→ **Your assignment**: Among the entries that follow, some lines contain the word "total". Show all of them.
---- Provided material
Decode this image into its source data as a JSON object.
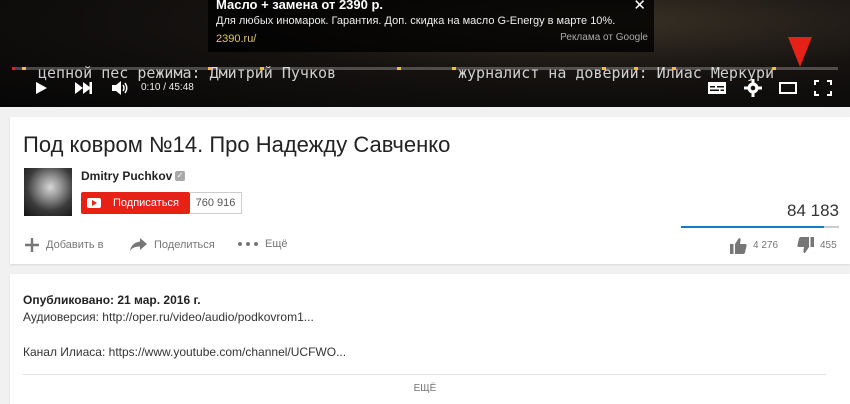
{
  "ad": {
    "title": "Масло + замена от 2390 р.",
    "description": "Для любых иномарок. Гарантия. Доп. скидка на масло G-Energy в марте 10%.",
    "url": "2390.ru/",
    "by": "Реклама от Google",
    "close_icon": "close-icon"
  },
  "player": {
    "subtitle_left": "цепной пес режима: Дмитрий Пучков",
    "subtitle_right": "журналист на доверии: Илиас Меркури",
    "time": "0:10 / 45:48",
    "progress_fraction": 0.0036,
    "colors": {
      "progress": "#e62117",
      "ad_marker": "#f1c232"
    }
  },
  "video": {
    "title": "Под ковром №14. Про Надежду Савченко",
    "channel_name": "Dmitry Puchkov",
    "subscribe_label": "Подписаться",
    "subscriber_count": "760 916",
    "views": "84 183",
    "actions": {
      "add_to": "Добавить в",
      "share": "Поделиться",
      "more": "Ещё"
    },
    "likes": "4 276",
    "dislikes": "455",
    "like_fraction": 0.903
  },
  "description": {
    "published": "Опубликовано: 21 мар. 2016 г.",
    "audio": "Аудиоверсия: http://oper.ru/video/audio/podkovrom1...",
    "channel": "Канал Илиаса: https://www.youtube.com/channel/UCFWO...",
    "more_label": "ЕЩЁ"
  }
}
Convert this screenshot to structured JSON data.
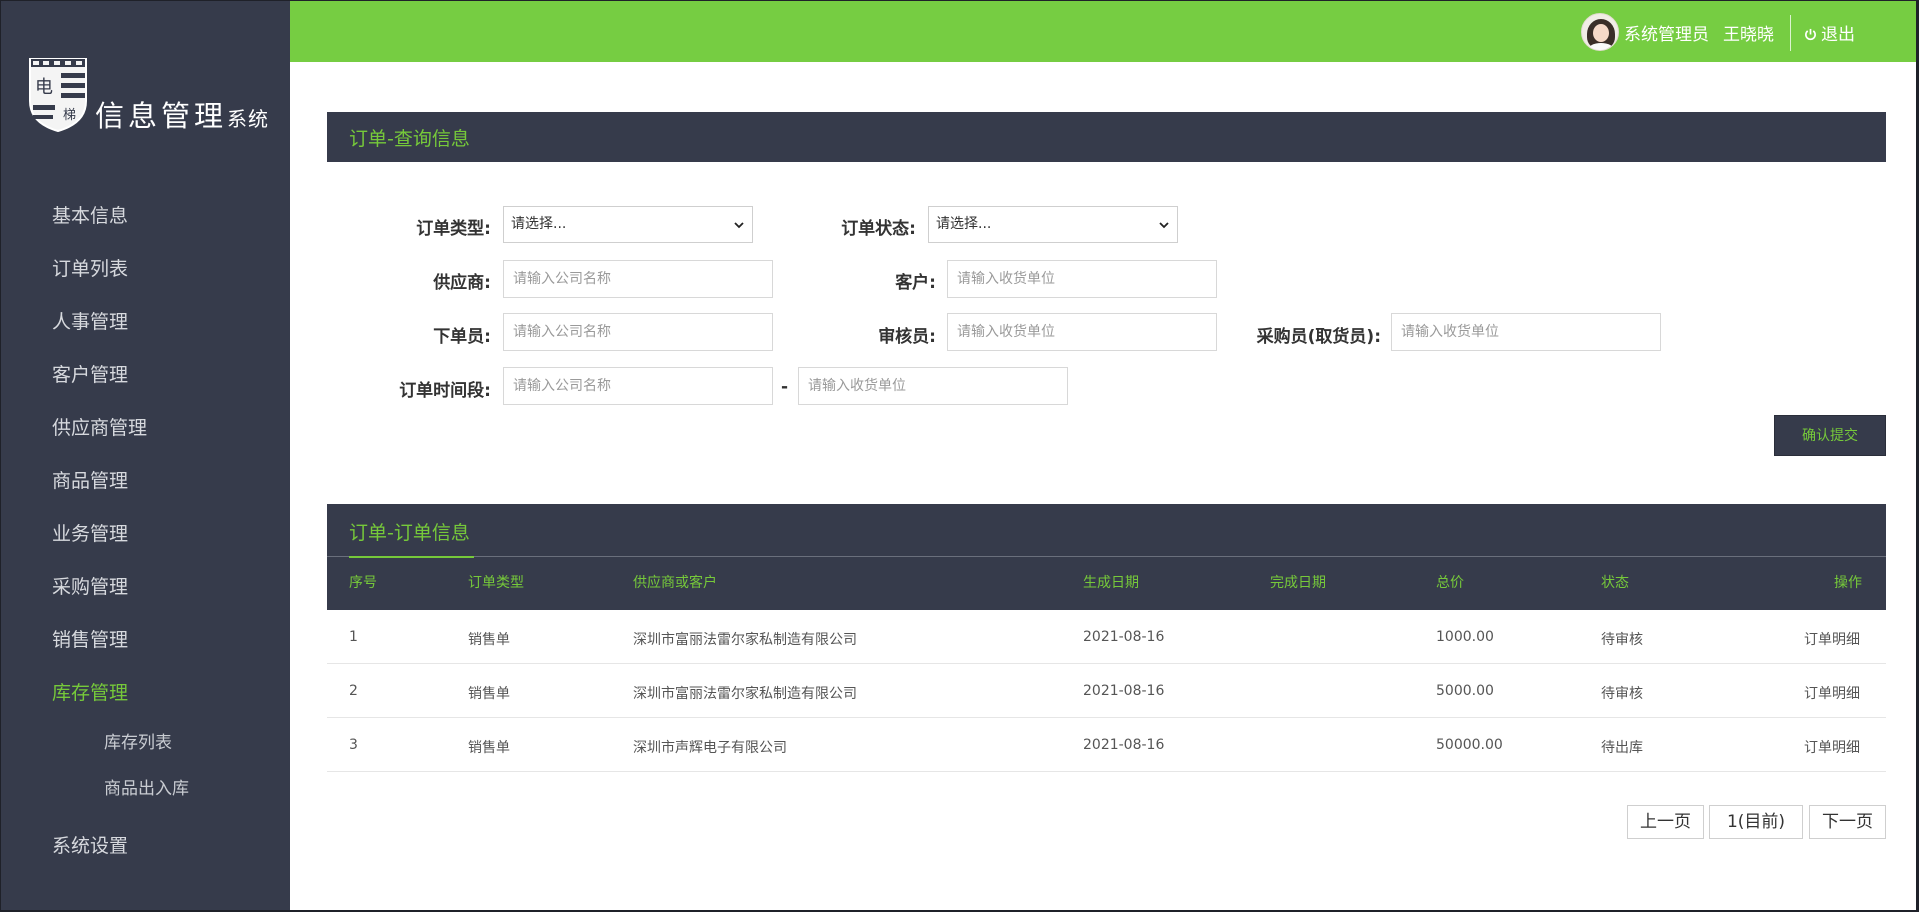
{
  "logo": {
    "badge_text_top": "电",
    "badge_text_bottom": "梯",
    "title_main": "信息管理",
    "title_tail": "系统"
  },
  "topbar": {
    "role": "系统管理员",
    "user": "王晓晓",
    "logout": "退出"
  },
  "sidebar": {
    "items": [
      {
        "label": "基本信息"
      },
      {
        "label": "订单列表"
      },
      {
        "label": "人事管理"
      },
      {
        "label": "客户管理"
      },
      {
        "label": "供应商管理"
      },
      {
        "label": "商品管理"
      },
      {
        "label": "业务管理"
      },
      {
        "label": "采购管理"
      },
      {
        "label": "销售管理"
      },
      {
        "label": "库存管理",
        "active": true
      }
    ],
    "sub_items": [
      {
        "label": "库存列表"
      },
      {
        "label": "商品出入库"
      }
    ],
    "settings": {
      "label": "系统设置"
    }
  },
  "query_panel": {
    "title": "订单-查询信息",
    "order_type": {
      "label": "订单类型:",
      "selected": "请选择..."
    },
    "order_status": {
      "label": "订单状态:",
      "selected": "请选择..."
    },
    "supplier": {
      "label": "供应商:",
      "placeholder": "请输入公司名称",
      "value": ""
    },
    "customer": {
      "label": "客户:",
      "placeholder": "请输入收货单位",
      "value": ""
    },
    "orderer": {
      "label": "下单员:",
      "placeholder": "请输入公司名称",
      "value": ""
    },
    "auditor": {
      "label": "审核员:",
      "placeholder": "请输入收货单位",
      "value": ""
    },
    "buyer": {
      "label": "采购员(取货员):",
      "placeholder": "请输入收货单位",
      "value": ""
    },
    "period": {
      "label": "订单时间段:",
      "start_placeholder": "请输入公司名称",
      "end_placeholder": "请输入收货单位",
      "separator": "-"
    },
    "submit": "确认提交"
  },
  "order_panel": {
    "title": "订单-订单信息",
    "columns": [
      "序号",
      "订单类型",
      "供应商或客户",
      "生成日期",
      "完成日期",
      "总价",
      "状态",
      "操作"
    ],
    "rows": [
      {
        "no": "1",
        "type": "销售单",
        "party": "深圳市富丽法雷尔家私制造有限公司",
        "created": "2021-08-16",
        "finished": "",
        "total": "1000.00",
        "status": "待审核",
        "action": "订单明细"
      },
      {
        "no": "2",
        "type": "销售单",
        "party": "深圳市富丽法雷尔家私制造有限公司",
        "created": "2021-08-16",
        "finished": "",
        "total": "5000.00",
        "status": "待审核",
        "action": "订单明细"
      },
      {
        "no": "3",
        "type": "销售单",
        "party": "深圳市声辉电子有限公司",
        "created": "2021-08-16",
        "finished": "",
        "total": "50000.00",
        "status": "待出库",
        "action": "订单明细"
      }
    ]
  },
  "pagination": {
    "prev": "上一页",
    "current": "1(目前)",
    "next": "下一页"
  },
  "colors": {
    "sidebar_bg": "#363b4b",
    "accent_green": "#76cd42",
    "accent_text_green": "#76c93a"
  }
}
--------
→ **Solved exercise**:
        "total": "1000.00",
        "total": "5000.00",
        "total": "50000.00",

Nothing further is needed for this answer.